Starting next week, we will be reading the book of Colossians. Since this is the first time we will be reading one of Paul's letters, I thought it might be helpful to offer a short guide on how to read the epistles. The post below is a general guide to Paul's Epistles, with some specific guidance for Colossians.
The New Testament contains two kinds of books. The first are narrative books - stories - which include the Gospels and Acts. These are typically the first books that a new Christian is encouraged to read, both because they contain the most important information about our faith (they tell the story of Jesus and the church) and because they are the easiest to understand.
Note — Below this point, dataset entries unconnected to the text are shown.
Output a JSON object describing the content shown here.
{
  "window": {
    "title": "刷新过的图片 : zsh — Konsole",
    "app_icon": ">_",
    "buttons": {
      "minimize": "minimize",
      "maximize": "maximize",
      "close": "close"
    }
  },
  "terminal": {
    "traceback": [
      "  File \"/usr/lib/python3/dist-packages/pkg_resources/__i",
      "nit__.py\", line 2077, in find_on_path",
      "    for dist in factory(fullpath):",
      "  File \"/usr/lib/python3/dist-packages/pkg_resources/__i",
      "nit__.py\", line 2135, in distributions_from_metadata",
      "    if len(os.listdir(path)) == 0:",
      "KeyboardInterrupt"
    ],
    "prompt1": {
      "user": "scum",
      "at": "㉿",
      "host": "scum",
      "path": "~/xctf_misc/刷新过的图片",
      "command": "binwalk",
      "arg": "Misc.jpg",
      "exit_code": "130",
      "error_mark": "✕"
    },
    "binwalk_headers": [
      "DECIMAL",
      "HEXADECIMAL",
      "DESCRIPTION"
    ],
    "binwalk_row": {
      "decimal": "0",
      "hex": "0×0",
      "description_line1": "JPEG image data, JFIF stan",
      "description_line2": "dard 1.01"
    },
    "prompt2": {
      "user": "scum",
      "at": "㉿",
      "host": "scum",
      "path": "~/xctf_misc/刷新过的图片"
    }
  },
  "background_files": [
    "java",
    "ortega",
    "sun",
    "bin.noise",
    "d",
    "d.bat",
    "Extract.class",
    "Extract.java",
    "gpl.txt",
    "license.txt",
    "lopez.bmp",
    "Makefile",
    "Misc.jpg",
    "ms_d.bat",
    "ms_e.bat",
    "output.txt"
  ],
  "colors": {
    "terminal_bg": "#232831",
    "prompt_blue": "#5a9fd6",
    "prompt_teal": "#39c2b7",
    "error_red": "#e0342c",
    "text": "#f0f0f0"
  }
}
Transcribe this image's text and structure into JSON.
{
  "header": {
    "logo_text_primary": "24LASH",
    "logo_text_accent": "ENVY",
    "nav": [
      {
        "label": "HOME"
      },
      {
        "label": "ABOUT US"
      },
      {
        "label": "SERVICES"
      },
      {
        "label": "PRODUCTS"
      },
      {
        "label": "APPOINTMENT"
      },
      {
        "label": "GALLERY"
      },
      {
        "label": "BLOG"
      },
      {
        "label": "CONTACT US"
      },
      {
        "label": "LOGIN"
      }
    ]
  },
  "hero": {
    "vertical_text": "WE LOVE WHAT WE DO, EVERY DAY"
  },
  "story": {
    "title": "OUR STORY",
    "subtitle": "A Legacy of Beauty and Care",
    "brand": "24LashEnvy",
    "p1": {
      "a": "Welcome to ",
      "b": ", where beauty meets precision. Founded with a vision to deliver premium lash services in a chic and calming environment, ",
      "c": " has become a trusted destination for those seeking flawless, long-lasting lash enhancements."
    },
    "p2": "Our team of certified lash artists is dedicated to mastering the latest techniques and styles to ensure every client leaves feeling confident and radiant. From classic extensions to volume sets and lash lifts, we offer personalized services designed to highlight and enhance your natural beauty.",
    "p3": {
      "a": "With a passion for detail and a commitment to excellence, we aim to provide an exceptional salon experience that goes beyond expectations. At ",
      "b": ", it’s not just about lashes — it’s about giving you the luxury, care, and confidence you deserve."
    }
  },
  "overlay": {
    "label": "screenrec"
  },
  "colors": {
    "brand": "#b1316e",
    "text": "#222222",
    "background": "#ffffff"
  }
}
The second kind of book we find in the New Testament is letters. 22 of the 27 books in the New Testament are letters written by apostles - mostly Paul - to churches or individuals. If you have only ever read the gospels before jumping into one of the letters, you are in for a bit of a shock. While the gospels are easy to follow, the letters can be dense, difficult and intimidating. In the longer ones - Romans, for instance - you can get positively lost.
There are four things that can help you keep your footing as you read these epistles - the fancy word for “long letter” we use to describe these books. The first is to read slowly and carefully. In the gospels, you can easily devour a chapter or more in a sitting. In the epistles, I recommend reading half a chapter at a time (at least at first). This is a pace that will let you read deeply and think about what is being said. As you do so, I encourage you to take notes, to underline and to write down any questions you might have as you read.
The next thing that can help is knowing that these letters typically follow an outline. That outline differs a bit from book to book and from one author to the next, but I can give you a basic outline that will work for most of Paul’s letters. First, Paul introduces himself. He then offers a short prayer for the people he is writing to. After that, he will teach them some lesson about God - this can go on for several chapters, and is often referred to as the “Theological Section.” After that, Paul will apply that general lesson to the specific circumstances of his audience, in what we call the “Practical Section.” Finally, Paul will close the letter with some personal remarks and say farewell.
As you read, keep this outline in mind and, if you get lost, ask yourself what section you are in. The answer to that question will help you figure out what point the author is trying to make.
Third, it helps to know who the author is and who he is speaking to and why. Reading the epistles is a bit like listening to one half of a telephone conversation. If you don’t know the people or the subject they are talking about, it is almost impossible to follow. But, if it is someone you know, and you have a pretty good idea of the topic, you can probably follow along just fine - and learn a few things along the way.
Colossians, for instance, is written by Paul to the church of Colossae while Paul is in prison for his faith. This is a church that Paul had never visited, but that he knows about because it was founded by a close friend of his. He is writing to this group of new believers because he wants to give them a strong foundation in their faith, and because he has heard rumor that some false teachers are in the area.
Finally, I encourage you to find someone in your life that can help you when you have questions about what you are reading. Some of the material in these letters is deep - having someone you can talk to can really help you understand God’s word better. A pastor, a mentor, a Sunday School teacher - find someone who is more mature than you in the faith. By the way, you are welcome to email me your questions if that would help - my email is scott.milam [at] gmail.com